"It's something that has pushed people to choose sides. We don't just observe right now. We're becoming more active," said cartoonist Spiros Derveniotis. He said he was laid off at the City Press newspaper for economic reasons this summer, but is counting on work in comics or foreign publications.

One of his images portrays what he calls the isolation of Greek leaders, showing a caricature of Prime Minister George Papandreou and government ministers, flanked by police, occupying a Parthenon-like structure as an angry mob pelts them with tomatoes and what appear to be gobs of yoghurt. Another cartoon displays a pair of hands shackled by two gold euro symbols, transformed into handcuffs.

The latter image describes "how we managed to make ourselves a golden cage. Being in the euro, and part of the European integration, was supposed to give us benefits," Derveniotis said. "Apart from that, it was also something that was taking, from a sovereign country, the tools to decide its path. Nowadays, it's becoming more and more apparent. Now it's official. We can't do anything on our own."

He cited Charlie Chaplin roles like the gold prospector as an influence for Greek cartoonists, as well as the Marx Brothers; the revolutionary mood of France in 1968, where some Greek cartoonists studied; Greece's military rule from 1967 to 1974, when cartoonists only hinted at touchy topics to avoid censorship or arrest; and an angry, aggressive tone that seems, well, quite Greek.

One image making the rounds is a doctored photograph of Papandreou in a black turtleneck, hand raised to his chin in the iconic pose of the late tech visionary, Steve Jobs. The caption refers to the Greek prime minister's turbulent tenure: "No Jobs, 2009-2011."

Students at a Greek high school compiled a cartoon calendar that skewers Germany, which is pushing Greece for austerity measures in return for loans, by recalling the Nazi occupation of Greece in World War II. An image depicts a euro symbol instead of a swastika on the Nazi flag, and another shows a German officer denying a last cigarette to a condemned man because of the high tax on tobacco.

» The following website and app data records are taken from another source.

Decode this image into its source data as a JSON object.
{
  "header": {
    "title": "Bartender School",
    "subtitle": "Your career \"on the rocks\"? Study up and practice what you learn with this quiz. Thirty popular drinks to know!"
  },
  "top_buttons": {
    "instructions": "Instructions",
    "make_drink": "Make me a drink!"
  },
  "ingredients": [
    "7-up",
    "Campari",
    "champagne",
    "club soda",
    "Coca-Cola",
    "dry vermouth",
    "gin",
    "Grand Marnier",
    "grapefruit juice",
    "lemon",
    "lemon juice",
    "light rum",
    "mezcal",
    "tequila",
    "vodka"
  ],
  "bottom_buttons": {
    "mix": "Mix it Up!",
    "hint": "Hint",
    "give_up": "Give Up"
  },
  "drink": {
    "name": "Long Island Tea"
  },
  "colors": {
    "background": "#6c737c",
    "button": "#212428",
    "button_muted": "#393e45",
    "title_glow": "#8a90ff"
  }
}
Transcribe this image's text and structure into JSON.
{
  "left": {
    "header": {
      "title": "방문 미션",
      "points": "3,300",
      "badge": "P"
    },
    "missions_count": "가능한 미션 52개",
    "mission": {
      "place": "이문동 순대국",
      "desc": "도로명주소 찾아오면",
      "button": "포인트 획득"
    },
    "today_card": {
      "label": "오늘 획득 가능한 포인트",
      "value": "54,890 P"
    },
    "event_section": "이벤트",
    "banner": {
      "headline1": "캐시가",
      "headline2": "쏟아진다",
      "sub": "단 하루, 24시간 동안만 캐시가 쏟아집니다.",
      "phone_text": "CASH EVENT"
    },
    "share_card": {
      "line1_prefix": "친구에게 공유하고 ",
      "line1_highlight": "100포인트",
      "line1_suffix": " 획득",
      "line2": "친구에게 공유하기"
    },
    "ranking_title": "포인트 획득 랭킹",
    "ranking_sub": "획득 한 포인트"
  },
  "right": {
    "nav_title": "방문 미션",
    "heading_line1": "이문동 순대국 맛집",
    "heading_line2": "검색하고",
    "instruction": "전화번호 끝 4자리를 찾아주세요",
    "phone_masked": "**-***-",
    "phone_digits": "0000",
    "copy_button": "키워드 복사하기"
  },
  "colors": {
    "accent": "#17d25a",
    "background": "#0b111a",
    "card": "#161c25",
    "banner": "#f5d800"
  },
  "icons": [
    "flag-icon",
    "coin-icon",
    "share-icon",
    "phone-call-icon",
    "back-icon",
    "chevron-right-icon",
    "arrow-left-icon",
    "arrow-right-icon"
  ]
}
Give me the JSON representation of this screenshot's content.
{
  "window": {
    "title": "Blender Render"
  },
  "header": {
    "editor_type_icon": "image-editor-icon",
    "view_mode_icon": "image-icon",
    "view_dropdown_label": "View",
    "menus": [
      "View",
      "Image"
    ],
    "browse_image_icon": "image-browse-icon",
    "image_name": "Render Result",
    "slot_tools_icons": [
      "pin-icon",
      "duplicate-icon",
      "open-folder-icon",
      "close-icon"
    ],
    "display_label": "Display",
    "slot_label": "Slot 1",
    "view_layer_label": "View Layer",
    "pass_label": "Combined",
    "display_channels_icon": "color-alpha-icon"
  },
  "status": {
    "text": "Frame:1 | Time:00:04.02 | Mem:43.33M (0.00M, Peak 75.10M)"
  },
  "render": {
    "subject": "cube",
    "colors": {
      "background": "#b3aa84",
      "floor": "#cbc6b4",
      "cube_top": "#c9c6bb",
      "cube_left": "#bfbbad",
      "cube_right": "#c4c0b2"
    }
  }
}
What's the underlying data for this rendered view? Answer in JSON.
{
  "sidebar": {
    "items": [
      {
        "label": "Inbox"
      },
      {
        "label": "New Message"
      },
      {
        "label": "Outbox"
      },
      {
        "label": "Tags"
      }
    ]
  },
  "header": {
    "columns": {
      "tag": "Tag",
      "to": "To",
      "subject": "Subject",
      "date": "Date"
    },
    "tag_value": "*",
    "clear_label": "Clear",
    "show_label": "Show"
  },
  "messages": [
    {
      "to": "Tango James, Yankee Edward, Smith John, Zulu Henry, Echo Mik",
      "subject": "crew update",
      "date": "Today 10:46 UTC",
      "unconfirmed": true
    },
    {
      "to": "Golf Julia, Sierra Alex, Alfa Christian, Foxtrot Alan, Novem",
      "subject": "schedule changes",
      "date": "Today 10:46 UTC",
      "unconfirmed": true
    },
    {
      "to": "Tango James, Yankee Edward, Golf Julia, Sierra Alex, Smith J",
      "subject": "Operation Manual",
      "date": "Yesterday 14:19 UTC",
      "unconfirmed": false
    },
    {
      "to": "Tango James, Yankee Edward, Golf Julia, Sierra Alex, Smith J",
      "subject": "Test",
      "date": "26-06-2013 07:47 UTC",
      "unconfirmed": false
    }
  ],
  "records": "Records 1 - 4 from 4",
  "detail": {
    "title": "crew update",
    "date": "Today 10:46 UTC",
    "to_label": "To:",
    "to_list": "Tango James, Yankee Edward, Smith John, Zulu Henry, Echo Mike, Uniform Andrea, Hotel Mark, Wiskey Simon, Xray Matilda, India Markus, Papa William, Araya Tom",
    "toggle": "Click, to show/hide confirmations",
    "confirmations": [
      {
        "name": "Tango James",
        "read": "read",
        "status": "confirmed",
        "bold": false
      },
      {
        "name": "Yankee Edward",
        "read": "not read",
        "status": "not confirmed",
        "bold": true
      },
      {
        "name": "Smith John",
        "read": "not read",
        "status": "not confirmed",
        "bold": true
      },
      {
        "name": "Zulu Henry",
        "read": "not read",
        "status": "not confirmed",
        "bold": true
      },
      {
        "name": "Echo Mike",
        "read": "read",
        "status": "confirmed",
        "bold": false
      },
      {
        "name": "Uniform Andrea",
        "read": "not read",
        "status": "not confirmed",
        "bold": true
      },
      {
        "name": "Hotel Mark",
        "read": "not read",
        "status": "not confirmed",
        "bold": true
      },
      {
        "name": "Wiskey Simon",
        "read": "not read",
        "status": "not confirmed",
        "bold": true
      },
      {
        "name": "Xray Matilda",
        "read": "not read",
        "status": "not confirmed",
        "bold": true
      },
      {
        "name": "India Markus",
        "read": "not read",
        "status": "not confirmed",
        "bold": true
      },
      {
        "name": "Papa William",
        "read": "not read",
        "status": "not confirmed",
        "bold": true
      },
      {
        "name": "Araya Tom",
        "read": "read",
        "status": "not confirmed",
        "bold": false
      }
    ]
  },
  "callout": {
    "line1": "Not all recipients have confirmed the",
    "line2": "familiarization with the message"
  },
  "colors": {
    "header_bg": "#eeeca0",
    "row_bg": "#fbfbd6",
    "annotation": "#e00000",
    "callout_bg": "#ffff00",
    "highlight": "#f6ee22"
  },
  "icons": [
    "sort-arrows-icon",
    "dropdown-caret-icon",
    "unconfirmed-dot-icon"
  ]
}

"It may be exaggerated or considered as offensive to the Germans, but this kind of humor is part of our everyday life," said Elina Makri, an online commentator. "That may explain why one of my law university professors in France once said to me, 'Every time I come to Greece and I watch the news on TV, I am not surprised why drama and comedy were born in Greece.'"

Michael Kountouris, an editorial cartoonist for 25 years who has won international awards, said he valued the example set by the early 20th century Soviet poet Vladimir Mayakovsky, who viewed art as a means to shape, rather than reflect, the world.

Kountouris prefers the power of image alone, letting the viewer, he said in an email, "find answers to questions that probably you haven't posed yet."

One drawing shows a forlorn man sitting on top of an ancient column submerged in water. Nearby, a polar bear floats on a small island of ice. In another picture, torch-bearing men in Ku Klux Klan-style hoods and robes stand at night around a flaming euro symbol, a stand-in for a burning cross.

"Until now, Greek cartoons had been dealing with the internal affairs of the country, matters that could even be unknown to the European reader. Lately, the subject we are working on has become of global concern," Kountouris wrote. "The crisis in Greece is turning into an institutional one, a political one, a lack of trust, of reliable information by the media, and last but not least, a lack of humanity."

Kountouris said he was dismissed from his job at the newspaper Eleftheros Typos this month. The newspaper declined to comment.